EXTRACTED INFORMATION Start Marker

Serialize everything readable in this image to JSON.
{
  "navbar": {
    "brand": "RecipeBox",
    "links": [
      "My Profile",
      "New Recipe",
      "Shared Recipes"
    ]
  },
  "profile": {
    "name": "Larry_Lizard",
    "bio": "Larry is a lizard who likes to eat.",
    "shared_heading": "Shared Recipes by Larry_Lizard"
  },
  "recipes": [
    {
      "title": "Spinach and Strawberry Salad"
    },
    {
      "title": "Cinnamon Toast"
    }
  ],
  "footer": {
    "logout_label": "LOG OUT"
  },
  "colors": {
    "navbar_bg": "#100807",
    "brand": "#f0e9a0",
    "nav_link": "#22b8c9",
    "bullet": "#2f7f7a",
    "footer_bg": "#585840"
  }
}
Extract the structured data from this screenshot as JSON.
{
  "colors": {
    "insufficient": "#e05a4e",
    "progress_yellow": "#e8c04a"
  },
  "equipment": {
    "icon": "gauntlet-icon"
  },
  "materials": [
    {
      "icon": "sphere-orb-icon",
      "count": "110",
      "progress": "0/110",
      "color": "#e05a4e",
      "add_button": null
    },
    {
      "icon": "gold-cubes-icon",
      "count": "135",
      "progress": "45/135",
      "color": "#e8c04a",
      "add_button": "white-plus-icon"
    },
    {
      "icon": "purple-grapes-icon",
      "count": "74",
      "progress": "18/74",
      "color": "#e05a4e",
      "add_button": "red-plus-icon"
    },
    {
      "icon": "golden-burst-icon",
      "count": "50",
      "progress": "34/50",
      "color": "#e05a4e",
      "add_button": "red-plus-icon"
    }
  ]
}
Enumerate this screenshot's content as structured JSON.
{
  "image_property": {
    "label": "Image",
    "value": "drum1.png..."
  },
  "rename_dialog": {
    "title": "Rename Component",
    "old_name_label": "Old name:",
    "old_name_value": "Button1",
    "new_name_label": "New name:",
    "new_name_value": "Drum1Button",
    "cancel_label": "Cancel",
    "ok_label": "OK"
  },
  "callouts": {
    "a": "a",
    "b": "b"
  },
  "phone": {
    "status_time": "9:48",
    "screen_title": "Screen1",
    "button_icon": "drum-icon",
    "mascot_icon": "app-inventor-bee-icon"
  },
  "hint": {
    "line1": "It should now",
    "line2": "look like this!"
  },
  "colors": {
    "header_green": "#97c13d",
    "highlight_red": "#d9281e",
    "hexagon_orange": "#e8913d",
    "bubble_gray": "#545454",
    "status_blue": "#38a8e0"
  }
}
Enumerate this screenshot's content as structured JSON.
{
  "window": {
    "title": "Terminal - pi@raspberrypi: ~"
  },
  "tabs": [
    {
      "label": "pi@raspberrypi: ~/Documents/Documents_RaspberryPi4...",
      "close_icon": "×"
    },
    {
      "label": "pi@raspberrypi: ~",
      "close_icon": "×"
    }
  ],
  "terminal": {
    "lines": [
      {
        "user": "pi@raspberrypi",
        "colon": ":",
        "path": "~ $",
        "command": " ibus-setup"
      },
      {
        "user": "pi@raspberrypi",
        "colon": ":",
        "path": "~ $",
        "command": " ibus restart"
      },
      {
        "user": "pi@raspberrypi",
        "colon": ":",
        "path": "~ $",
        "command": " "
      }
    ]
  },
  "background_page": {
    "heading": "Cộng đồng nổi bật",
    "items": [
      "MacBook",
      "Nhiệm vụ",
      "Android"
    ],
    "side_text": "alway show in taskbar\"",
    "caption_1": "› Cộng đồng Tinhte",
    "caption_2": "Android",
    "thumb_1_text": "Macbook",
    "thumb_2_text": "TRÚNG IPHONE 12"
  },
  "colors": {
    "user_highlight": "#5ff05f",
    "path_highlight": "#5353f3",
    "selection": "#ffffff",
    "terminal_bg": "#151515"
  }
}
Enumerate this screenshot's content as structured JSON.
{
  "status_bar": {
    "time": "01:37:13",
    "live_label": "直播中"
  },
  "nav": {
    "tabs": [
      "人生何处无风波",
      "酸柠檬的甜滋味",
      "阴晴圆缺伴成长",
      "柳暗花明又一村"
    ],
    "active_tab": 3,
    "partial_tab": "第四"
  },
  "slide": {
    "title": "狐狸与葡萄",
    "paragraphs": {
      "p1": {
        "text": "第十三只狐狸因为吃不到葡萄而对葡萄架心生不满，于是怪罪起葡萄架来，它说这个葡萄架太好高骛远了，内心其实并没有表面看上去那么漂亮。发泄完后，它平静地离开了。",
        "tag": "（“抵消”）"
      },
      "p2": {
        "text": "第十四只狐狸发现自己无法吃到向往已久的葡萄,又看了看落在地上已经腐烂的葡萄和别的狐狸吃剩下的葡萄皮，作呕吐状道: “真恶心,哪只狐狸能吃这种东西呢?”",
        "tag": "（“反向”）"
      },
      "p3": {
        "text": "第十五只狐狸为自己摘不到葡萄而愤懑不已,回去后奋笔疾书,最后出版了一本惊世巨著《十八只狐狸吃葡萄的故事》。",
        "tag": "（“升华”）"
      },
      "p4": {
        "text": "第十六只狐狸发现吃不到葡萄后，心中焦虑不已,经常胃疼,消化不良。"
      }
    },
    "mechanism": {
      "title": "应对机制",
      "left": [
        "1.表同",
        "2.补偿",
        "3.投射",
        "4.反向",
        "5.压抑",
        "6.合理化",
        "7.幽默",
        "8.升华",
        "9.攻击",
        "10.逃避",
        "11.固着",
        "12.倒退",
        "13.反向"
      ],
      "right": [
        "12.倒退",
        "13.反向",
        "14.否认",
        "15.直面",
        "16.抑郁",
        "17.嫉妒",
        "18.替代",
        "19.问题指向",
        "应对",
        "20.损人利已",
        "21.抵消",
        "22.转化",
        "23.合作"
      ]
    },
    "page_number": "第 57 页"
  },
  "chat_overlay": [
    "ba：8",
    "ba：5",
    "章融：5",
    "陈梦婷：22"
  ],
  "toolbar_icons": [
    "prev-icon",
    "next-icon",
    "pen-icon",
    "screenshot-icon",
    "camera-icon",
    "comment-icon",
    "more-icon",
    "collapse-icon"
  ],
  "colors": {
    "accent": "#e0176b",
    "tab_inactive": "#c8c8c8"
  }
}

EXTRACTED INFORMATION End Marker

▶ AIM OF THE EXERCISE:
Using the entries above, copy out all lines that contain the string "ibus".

▶ EXERCISE SOLUTION:
        "command": " ibus-setup"
        "command": " ibus restart"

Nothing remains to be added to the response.